An Article on Fr. Martin

Published on July 31, 2020

Here is an extract from the Furrow Journal from 2016 while Fr. Martin Shanahan was there.

Light of evening….. Maynooth. Fr Willie King, 52 Lower Rathmines Road, Dublin 6, writes

Much in the news of late, St Patrick’s College, Maynooth is a beautiful place. Beautiful at any time of the year, but especially in summer. Gerard M. Hopkins, the celebrated poet and Jesuit priest penned his great love for Oxford University in a hymn of praise called Duns Scotus’s Oxford. The opening line of that poem is vintage Hopkins: Towery city and branchy between towers. As far as I know (I never had the opportunity of studying there) Maynooth doesn’t have towers but it has spires and steep roofs and Gothic arches, hand-carved altars and pictorial designs in stained glass that make it special. It also has ancient limes and beeches that line the long walk at the back: what generations of priests fondly call the Graf (Grafton Street).

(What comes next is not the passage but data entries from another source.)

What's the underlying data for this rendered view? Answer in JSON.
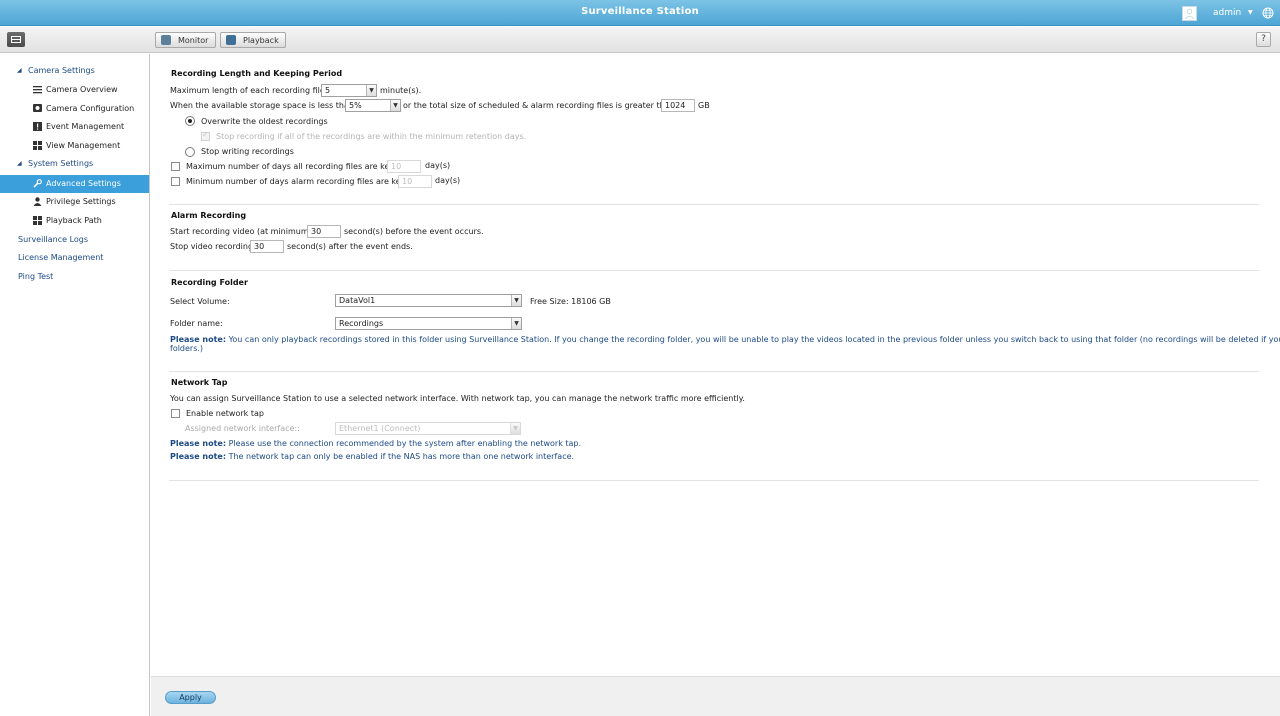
{
  "app": {
    "title": "Surveillance Station",
    "user": "admin"
  },
  "toolbar": {
    "monitor_label": "Monitor",
    "playback_label": "Playback",
    "help_label": "?"
  },
  "sidebar": {
    "camera_settings": "Camera Settings",
    "camera_overview": "Camera Overview",
    "camera_configuration": "Camera Configuration",
    "event_management": "Event Management",
    "view_management": "View Management",
    "system_settings": "System Settings",
    "advanced_settings": "Advanced Settings",
    "privilege_settings": "Privilege Settings",
    "playback_path": "Playback Path",
    "surveillance_logs": "Surveillance Logs",
    "license_management": "License Management",
    "ping_test": "Ping Test"
  },
  "recording_length": {
    "heading": "Recording Length and Keeping Period",
    "max_length_label": "Maximum length of each recording file:",
    "max_length_value": "5",
    "max_length_unit": "minute(s).",
    "storage_label": "When the available storage space is less than",
    "storage_value": "5%",
    "total_size_label": "or the total size of scheduled & alarm recording files is greater than",
    "total_size_value": "1024",
    "total_size_unit": "GB",
    "overwrite_label": "Overwrite the oldest recordings",
    "stop_if_min_label": "Stop recording if all of the recordings are within the minimum retention days.",
    "stop_writing_label": "Stop writing recordings",
    "max_days_label": "Maximum number of days all recording files are kept",
    "max_days_value": "10",
    "max_days_unit": "day(s)",
    "min_days_label": "Minimum number of days alarm recording files are kept",
    "min_days_value": "10",
    "min_days_unit": "day(s)"
  },
  "alarm_recording": {
    "heading": "Alarm Recording",
    "start_label": "Start recording video (at minimum)",
    "start_value": "30",
    "start_suffix": "second(s) before the event occurs.",
    "stop_label": "Stop video recording",
    "stop_value": "30",
    "stop_suffix": "second(s) after the event ends."
  },
  "recording_folder": {
    "heading": "Recording Folder",
    "volume_label": "Select Volume:",
    "volume_value": "DataVol1",
    "free_size": "Free Size: 18106 GB",
    "folder_label": "Folder name:",
    "folder_value": "Recordings",
    "note_prefix": "Please note:",
    "note_text": " You can only playback recordings stored in this folder using Surveillance Station. If you change the recording folder, you will be unable to play the videos located in the previous folder unless you switch back to using that folder (no recordings will be deleted if you switch",
    "note_text2": "folders.)"
  },
  "network_tap": {
    "heading": "Network Tap",
    "description": "You can assign Surveillance Station to use a selected network interface. With network tap, you can manage the network traffic more efficiently.",
    "enable_label": "Enable network tap",
    "interface_label": "Assigned network interface::",
    "interface_value": "Ethernet1 (Connect)",
    "note1_prefix": "Please note:",
    "note1_text": " Please use the connection recommended by the system after enabling the network tap.",
    "note2_prefix": "Please note:",
    "note2_text": " The network tap can only be enabled if the NAS has more than one network interface."
  },
  "footer": {
    "apply_label": "Apply"
  }
}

Along with my young Croatian friend, Lucija, I made a short visit to the seminary at dusk one evening last week. I wondered how a young, highly-qualified woman from abroad who reads the paper would react to the national seminary. She loved it. She loved the peace that filled the twilight that evening.

And the students we came across in the elegant St Joseph’s Square were friendly, courteous and dignified. They patiently answered our questions about Maynooth’s proud traditions, its architecture and its natural beauty. ‘And what are those birds making such a racket in that tree? she wanted to know.
Inside we strolled through the wooden corridors. One wall was lined with solemn-looking bishops from old Ireland; on the other, ordination class pieces-cameos in sepia of young men, many now gone to their eternal reward.

Dressed in a white shirt, sleeveless black pullover and black pants, a man came towards us. He had an honest face. The apostles must have been like him – no frills. You could go without fear to him to confess your sins. From Quilty, County Clare, he will be ordained in two years. He had worked for the ESB at Moneypoint power station. Some years ago his dear wife passed away; he has a son at the university across the bridge, he told us.

Lucija wanted to see the chapel. He readily obliged: climbed stairs, unlocked doors, switched on the full lights, explained things; then he shut it all down again. Any parish will be lucky to have him. My friend and I knelt; my prayer was the Maynooth will continue to train fine priests like the Quilty man, who once brought light to his native Clare and will soon bring a brighter light to whomsoever he serves.